Where Do You Put Commas?

What are the 8 rules for commas?

Commas (Eight Basic Uses) …

USE A COMMA TO SEPARATE INDEPENDENT CLAUSES.

USE A COMMA AFTER AN INTRODUCTORY CLAUSE OR PHRASE.

USE A COMMA BETWEEN ALL ITEMS IN A SERIES.

USE COMMAS TO SET OFF NONRESTRICTIVE CLAUSES.

USE A COMMA TO SET OFF APPOSITIVES.

USE A COMMA TO INDICATE DIRECT ADDRESS.More items….

Where do you put commas in a name?

The rule is – either have the commas both before and after a name, or don’t add it at all. This is because the sentence is talking about a particular person John.
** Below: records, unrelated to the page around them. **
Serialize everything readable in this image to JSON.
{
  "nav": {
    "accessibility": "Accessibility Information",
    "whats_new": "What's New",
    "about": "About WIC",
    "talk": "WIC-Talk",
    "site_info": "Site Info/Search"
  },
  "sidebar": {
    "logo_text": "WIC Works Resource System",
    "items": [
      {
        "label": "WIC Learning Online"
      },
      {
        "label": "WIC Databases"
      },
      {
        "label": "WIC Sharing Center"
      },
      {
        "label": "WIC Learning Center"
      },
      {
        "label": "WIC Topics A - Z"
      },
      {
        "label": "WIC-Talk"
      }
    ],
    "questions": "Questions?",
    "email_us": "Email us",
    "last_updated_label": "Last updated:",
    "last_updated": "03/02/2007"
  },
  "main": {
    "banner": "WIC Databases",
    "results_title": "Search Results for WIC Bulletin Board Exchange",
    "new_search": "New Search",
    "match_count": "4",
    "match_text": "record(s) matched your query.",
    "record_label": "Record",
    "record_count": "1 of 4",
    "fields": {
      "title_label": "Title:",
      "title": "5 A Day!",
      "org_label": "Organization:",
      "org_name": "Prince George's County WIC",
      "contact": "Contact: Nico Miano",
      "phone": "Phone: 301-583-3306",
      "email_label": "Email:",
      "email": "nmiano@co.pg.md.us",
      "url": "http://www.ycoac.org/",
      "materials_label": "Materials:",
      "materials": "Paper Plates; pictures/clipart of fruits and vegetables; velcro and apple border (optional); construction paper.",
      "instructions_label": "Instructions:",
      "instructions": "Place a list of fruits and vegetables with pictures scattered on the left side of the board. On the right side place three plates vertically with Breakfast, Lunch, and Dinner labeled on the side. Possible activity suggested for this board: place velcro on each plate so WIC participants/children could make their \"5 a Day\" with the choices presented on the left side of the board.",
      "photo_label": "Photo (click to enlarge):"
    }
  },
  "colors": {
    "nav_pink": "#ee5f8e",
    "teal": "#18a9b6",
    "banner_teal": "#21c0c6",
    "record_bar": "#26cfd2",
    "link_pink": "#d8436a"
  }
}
The addition of commas gives extra emphasis to the name.

What is the most important job that commas have?

Commas are arguably the most important grammatical tool the English language has to offer. They splice a sentence, providing cohesion and unity. Commas also allow the reader to understand the proper connotation of a writer’s words.

Where do you not put a comma?
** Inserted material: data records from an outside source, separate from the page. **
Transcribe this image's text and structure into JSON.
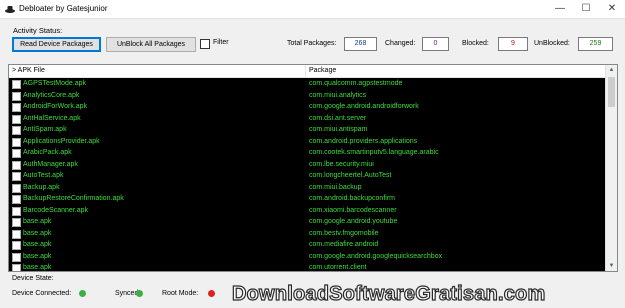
{
  "window": {
    "title": "Debloater by Gatesjunior",
    "minimize": "—",
    "maximize": "☐",
    "close": "✕"
  },
  "activity": {
    "label": "Activity Status:",
    "read_button": "Read Device Packages",
    "unblock_button": "UnBlock All Packages",
    "filter_label": "Filter",
    "filter_checked": false
  },
  "counts": {
    "total_label": "Total Packages:",
    "total_value": "268",
    "changed_label": "Changed:",
    "changed_value": "0",
    "blocked_label": "Blocked:",
    "blocked_value": "9",
    "unblocked_label": "UnBlocked:",
    "unblocked_value": "259"
  },
  "list": {
    "col_apk": "> APK File",
    "col_package": "Package",
    "rows": [
      {
        "apk": "AGPSTestMode.apk",
        "package": "com.qualcomm.agpstestmode"
      },
      {
        "apk": "AnalyticsCore.apk",
        "package": "com.miui.analytics"
      },
      {
        "apk": "AndroidForWork.apk",
        "package": "com.google.android.androidforwork"
      },
      {
        "apk": "AntHalService.apk",
        "package": "com.dsi.ant.server"
      },
      {
        "apk": "AntiSpam.apk",
        "package": "com.miui.antispam"
      },
      {
        "apk": "ApplicationsProvider.apk",
        "package": "com.android.providers.applications"
      },
      {
        "apk": "ArabicPack.apk",
        "package": "com.cootek.smartinputv5.language.arabic"
      },
      {
        "apk": "AuthManager.apk",
        "package": "com.lbe.security.miui"
      },
      {
        "apk": "AutoTest.apk",
        "package": "com.longcheertel.AutoTest"
      },
      {
        "apk": "Backup.apk",
        "package": "com.miui.backup"
      },
      {
        "apk": "BackupRestoreConfirmation.apk",
        "package": "com.android.backupconfirm"
      },
      {
        "apk": "BarcodeScanner.apk",
        "package": "com.xiaomi.barcodescanner"
      },
      {
        "apk": "base.apk",
        "package": "com.google.android.youtube"
      },
      {
        "apk": "base.apk",
        "package": "com.bestv.fmgomobile"
      },
      {
        "apk": "base.apk",
        "package": "com.mediafire.android"
      },
      {
        "apk": "base.apk",
        "package": "com.google.android.googlequicksearchbox"
      },
      {
        "apk": "base.apk",
        "package": "com.utorrent.client"
      }
    ]
  },
  "device": {
    "state_label": "Device State:",
    "connected_label": "Device Connected:",
    "synced_label": "Synced:",
    "root_label": "Root Mode:",
    "connected_color": "#3cb043",
    "synced_color": "#3cb043",
    "root_color": "#e02020"
  },
  "watermark": "DownloadSoftwareGratisan.com"
}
Comma abuseDon’t use a comma to separate the subject from the verb.Don’t put a comma between the two verbs or verb phrases in a compound predicate.Don’t put a comma between the two nouns, noun phrases, or noun clauses in a compound subject or compound object.More items…

WHEN TO USE A or an?

Here’s the secret to making the rule work: The rule applies to the sound of the letter beginning the word, not just the letter itself. The way we say the word will determine whether or not we use a or an. If the word begins with a vowel sound, you must use an. If it begins with a consonant sound, you must use a.

How many commas should be in a sentence?

You can use two commas for three items, or if you’re like me you obsess over the Oxford Comma. That’s the little comma that can be arguable both necessary and unnecessary, and is after the last item listed in the series. I think it’s crucial.

Is it grammatically correct to put a comma before and?

1. Use a comma before any coordinating conjunction (and, but, for, or, nor, so, yet) that links two independent clauses.

What a difference a comma makes?

The absence or presence of a comma can change the entire meaning of a sentence. For example, there’s a cannibalistic difference between “Let’s eat grandma” and “Let’s eat, grandma.” The same holds true for apostrophes, hyphens, colons, and other punctuation marks.

How does a comma change the meaning?

Commas break up sentences into bits that go together. … So depending on where we put a comma (or not put a comma), we can change the meaning of the sentence. In the first example, the use of the comma changes the word “Grandma” from that which will be eaten to someone who is going to eat.

When listing Do you use a comma?

Use commas to separate words and word groups in a simple series of three or more items. Example: My estate goes to my husband, son, daughter-in-law, and nephew. Note: When the last comma in a series comes before and or or (after daughter-in-law in the above example), it is known as the Oxford comma.

Can you use and twice in a sentence?

“And” can only be used once in a sentence to connect big ideas. “And” can be used two times in a sentence when making a list of things. Just like too many bridges, too many “ands” make a sentence hard to follow.

Do you put a comma after a place?

Using Commas with Geographical (Place) Names. When a geographical name has two or more elements to it, use a comma after each different type of element (city or town, region, state, country) and follow the last element with a comma, unless it occurs at the end of a sentence.

How important is a comma?

Commas, commas, and more commas. Commas help your reader figure out which words go together in a sentence and which parts of your sentences are most important. Using commas incorrectly may confuse the reader, signal ignorance of writing rules, or indicate carelessness.

Is there a comma after hello in a greeting?

“Hello” is not an adjective modifying the noun. It’s an interjection, which can be punctuated as a complete sentence. … So if you want to follow the rules, put a comma before your recipient’s name, then follow the name with either a period, exclamation point or colon.

Which is or that is?

Let Us Explain. The clause that comes after the word “which” or “that” is the determining factor in deciding which one to use. If the clause is absolutely pertinent to the meaning of the sentence, you use “that.” If you could drop the clause and leave the meaning of the sentence intact, use “which.”